Today, there are more children in need of humanitarian assistance than at any other time since the Second World War. Across the globe, children and their families are facing a deadly mix of crises, from conflict and displacement to disease outbreaks and soaring rates of malnutrition. But with UNICEF on the ground, it’s far from hopeless. They know how to reach these children at greatest risk and in greatest need by distributing winter clothing, providing safe spaces for displaced families and delivering treatments like Ready-To-Use Therapeutic Food (RUTF).
Human rights are standards that recognize and protect the dignity of all human beings. Human rights govern how individual human beings live in society, as well as their relationship with the State and the obligations that the State have towards them. Human rights law obliges governments to do some things and prevents them from doing others. Individuals also have responsibilities: in using their human rights, they must respect the rights of others. By integrating human rights in development cooperation, UNICEF ensures inclusive processes where those most vulnerable are not forgotten.
Something to smile about
Smiling is contagious and these happy children from around the world are sure to put a smile on your face! UNICEF procures and distributes vaccines and other essential supplies, including solar-powered refrigerators, and helps train health workers to prevent future outbreaks of diseases. Babies are also screened for malnourishment and mothers taught about nutrition at their funded health centres. In addition, UNICEF has established more than 200 temporary learning centres, to look after the protection and psychosocial well-being of children caught up in the climate change-related crisis.
Horror and hopes: Ukraine’s children in their own words
As winter approaches, millions of Ukrainians remain displaced from their homes. Now, as the biting winds and sub-zero temperatures of winter take hold, Ukraine’s children confront new threats to their well-being. They are in desperate need of protection and shelter. UNICEF is working with partners providing much-needed winter items, such as clothing, boots and blankets. UNICEF is also extending child-care services and life-saving cash transfers to particularly vulnerable families, while supporting schools and hospitals with generators and heating.
New UNICEF report shows the extent to which racism and discrimination impact children’s education, health, and access to a fair and equal justice system.
From climate change, education and mental health, to ending racism and discrimination, children and young people are raising their voices on the issues that matter to their generation and calling for adults to create a better future. This World Children’s Day (20 November), kids are standing up for a more equal, inclusive world. What will you do? Join us on World Children’s Day!

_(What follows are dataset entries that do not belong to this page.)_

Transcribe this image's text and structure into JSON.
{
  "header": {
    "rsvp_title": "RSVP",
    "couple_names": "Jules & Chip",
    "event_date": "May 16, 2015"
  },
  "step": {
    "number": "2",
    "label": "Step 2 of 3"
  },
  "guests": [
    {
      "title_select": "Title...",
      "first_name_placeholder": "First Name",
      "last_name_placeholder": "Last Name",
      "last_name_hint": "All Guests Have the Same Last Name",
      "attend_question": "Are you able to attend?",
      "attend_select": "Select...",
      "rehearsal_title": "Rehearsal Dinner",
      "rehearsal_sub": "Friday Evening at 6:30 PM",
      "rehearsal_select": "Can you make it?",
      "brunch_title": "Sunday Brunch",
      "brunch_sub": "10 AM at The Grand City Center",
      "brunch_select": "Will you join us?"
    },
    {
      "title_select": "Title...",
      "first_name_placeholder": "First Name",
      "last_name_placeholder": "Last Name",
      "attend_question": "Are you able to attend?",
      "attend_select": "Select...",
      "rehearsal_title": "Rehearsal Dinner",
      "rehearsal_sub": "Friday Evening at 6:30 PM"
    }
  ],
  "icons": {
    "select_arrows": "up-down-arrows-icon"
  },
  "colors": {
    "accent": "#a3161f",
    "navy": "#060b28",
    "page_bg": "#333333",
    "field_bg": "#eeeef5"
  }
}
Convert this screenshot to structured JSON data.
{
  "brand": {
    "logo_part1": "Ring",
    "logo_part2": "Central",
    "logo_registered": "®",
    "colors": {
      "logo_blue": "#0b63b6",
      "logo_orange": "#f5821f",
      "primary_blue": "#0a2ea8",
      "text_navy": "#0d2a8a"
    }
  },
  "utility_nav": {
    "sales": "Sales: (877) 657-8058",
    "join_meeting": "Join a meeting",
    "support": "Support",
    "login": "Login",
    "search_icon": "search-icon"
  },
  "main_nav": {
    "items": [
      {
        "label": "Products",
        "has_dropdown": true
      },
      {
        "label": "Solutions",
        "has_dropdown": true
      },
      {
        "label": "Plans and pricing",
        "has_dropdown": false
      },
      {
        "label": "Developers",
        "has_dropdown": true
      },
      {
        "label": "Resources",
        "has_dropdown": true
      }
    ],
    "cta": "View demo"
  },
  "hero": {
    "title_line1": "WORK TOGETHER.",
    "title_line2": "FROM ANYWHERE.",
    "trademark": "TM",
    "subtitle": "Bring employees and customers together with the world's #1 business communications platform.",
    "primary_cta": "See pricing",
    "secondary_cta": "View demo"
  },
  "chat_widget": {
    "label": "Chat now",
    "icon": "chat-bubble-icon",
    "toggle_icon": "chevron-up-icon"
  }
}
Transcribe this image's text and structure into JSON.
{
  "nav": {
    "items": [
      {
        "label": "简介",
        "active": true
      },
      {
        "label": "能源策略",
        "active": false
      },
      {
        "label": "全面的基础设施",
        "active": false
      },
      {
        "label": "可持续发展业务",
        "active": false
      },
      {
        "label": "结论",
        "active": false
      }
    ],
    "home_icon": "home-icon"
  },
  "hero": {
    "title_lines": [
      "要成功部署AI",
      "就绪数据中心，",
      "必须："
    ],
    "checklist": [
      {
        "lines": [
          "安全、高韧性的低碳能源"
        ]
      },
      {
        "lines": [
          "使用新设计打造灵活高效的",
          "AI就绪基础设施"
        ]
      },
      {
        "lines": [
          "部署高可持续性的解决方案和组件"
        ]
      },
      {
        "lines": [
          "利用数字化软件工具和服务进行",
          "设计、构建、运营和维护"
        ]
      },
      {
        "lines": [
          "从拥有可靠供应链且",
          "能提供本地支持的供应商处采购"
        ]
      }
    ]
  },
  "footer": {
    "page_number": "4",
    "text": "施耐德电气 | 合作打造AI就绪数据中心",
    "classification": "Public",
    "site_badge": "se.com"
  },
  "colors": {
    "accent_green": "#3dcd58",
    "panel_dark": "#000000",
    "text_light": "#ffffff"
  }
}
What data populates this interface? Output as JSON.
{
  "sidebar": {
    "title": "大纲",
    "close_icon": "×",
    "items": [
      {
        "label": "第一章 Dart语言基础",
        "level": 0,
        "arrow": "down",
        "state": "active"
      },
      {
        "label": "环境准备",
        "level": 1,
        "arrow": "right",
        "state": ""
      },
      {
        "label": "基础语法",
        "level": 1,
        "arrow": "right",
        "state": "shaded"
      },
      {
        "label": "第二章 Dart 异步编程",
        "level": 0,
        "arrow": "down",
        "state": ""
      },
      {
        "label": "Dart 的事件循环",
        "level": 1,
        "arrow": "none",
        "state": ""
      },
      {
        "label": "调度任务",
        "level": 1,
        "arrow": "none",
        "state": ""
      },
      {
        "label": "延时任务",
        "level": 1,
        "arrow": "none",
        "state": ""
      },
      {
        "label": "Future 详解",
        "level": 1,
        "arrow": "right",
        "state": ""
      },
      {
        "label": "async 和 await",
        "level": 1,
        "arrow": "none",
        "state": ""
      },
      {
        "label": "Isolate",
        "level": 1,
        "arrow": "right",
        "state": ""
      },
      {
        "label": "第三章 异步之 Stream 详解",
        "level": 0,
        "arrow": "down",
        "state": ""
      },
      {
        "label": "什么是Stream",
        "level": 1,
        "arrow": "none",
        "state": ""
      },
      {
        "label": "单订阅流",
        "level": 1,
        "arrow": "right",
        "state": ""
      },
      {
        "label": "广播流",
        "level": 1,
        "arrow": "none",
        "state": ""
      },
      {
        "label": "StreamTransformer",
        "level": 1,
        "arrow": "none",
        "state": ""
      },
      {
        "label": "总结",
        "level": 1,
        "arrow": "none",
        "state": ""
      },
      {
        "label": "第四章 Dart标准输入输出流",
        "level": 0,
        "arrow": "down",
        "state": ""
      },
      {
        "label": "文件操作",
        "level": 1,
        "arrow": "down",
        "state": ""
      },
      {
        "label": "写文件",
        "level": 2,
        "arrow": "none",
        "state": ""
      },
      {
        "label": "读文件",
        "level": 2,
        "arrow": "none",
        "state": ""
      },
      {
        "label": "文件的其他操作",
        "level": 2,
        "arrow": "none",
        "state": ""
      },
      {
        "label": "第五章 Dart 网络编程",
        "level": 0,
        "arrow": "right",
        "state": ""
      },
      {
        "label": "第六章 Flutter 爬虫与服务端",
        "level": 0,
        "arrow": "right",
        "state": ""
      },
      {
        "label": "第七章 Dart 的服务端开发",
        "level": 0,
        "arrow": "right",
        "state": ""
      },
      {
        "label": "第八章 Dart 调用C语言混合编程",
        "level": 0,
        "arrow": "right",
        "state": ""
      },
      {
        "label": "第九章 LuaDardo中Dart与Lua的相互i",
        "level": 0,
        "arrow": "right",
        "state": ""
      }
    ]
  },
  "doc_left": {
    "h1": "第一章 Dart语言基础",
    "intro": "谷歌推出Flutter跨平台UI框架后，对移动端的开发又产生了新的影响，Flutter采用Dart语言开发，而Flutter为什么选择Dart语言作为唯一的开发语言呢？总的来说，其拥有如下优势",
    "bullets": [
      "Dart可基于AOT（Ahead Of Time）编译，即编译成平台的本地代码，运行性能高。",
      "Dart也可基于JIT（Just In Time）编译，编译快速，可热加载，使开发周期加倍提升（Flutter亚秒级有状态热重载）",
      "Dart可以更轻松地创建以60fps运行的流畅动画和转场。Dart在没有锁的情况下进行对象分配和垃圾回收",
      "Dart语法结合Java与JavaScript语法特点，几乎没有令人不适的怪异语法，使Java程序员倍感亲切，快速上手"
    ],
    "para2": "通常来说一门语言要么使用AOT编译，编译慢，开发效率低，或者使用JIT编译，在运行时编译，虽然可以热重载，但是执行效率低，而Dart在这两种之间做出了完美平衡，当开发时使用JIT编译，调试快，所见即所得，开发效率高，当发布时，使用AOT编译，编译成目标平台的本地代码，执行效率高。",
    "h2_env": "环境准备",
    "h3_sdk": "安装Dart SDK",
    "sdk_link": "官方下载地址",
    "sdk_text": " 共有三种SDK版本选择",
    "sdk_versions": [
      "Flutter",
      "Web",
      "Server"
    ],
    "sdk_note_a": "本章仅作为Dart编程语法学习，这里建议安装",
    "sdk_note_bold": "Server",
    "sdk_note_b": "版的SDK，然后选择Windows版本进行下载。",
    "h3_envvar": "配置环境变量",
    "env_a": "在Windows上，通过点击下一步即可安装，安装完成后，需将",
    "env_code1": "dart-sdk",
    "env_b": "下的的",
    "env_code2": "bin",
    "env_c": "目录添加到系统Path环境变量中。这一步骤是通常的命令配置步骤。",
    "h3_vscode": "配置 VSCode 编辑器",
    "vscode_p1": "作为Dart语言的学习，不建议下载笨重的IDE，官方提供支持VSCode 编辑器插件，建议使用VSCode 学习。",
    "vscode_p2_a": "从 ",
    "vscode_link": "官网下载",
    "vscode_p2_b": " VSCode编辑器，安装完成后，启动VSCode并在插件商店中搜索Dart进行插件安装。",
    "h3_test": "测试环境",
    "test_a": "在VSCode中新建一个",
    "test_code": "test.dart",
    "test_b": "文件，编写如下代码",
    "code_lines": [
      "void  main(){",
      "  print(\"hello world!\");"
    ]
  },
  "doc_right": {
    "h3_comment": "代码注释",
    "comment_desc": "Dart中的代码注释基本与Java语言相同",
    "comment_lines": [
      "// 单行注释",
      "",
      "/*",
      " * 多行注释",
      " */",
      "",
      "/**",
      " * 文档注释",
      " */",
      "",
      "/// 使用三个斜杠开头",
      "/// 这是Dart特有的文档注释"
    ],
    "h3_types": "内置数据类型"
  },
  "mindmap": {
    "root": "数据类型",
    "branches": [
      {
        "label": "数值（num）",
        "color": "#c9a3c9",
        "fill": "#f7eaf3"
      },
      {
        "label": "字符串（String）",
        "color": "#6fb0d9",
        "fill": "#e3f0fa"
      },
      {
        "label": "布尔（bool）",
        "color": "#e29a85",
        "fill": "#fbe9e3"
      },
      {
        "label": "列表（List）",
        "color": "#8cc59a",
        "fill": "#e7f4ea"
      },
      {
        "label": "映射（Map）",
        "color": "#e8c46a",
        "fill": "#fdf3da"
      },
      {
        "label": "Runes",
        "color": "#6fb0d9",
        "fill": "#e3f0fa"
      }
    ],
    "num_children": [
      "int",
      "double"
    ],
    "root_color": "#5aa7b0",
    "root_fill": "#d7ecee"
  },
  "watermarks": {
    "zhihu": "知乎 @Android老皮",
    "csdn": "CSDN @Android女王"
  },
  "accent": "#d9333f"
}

UNICEF asked young climate advocates how climate change has impacted their lives. Watch the video to find out what they answered, and their message for world leaders at COP27. Faced with a growing energy crisis, record greenhouse gas concentrations, and increasing extreme weather events, COP27 seeks renewed solidarity between countries to deliver on the landmark Paris Agreement for people and the planet.
After millennia of living with poliovirus and the suffering the paralysis it causes, today nearly everyone lives in a polio-free country. However, cases of polio have been recently reemerging worldwide, including in Malawi. There are several factors behind those outbreaks, including conflict and displacement, disruptions caused by the COVID-19 pandemic, and vaccine hesitancy. With support from UNICEF, a nationwide immunization campaign was launched in Malawi in March 2022 and its impact has been profound. Since the vaccination drive began, about 9 million children in Malawi have received a polio vaccination. Find out more about the campaign here.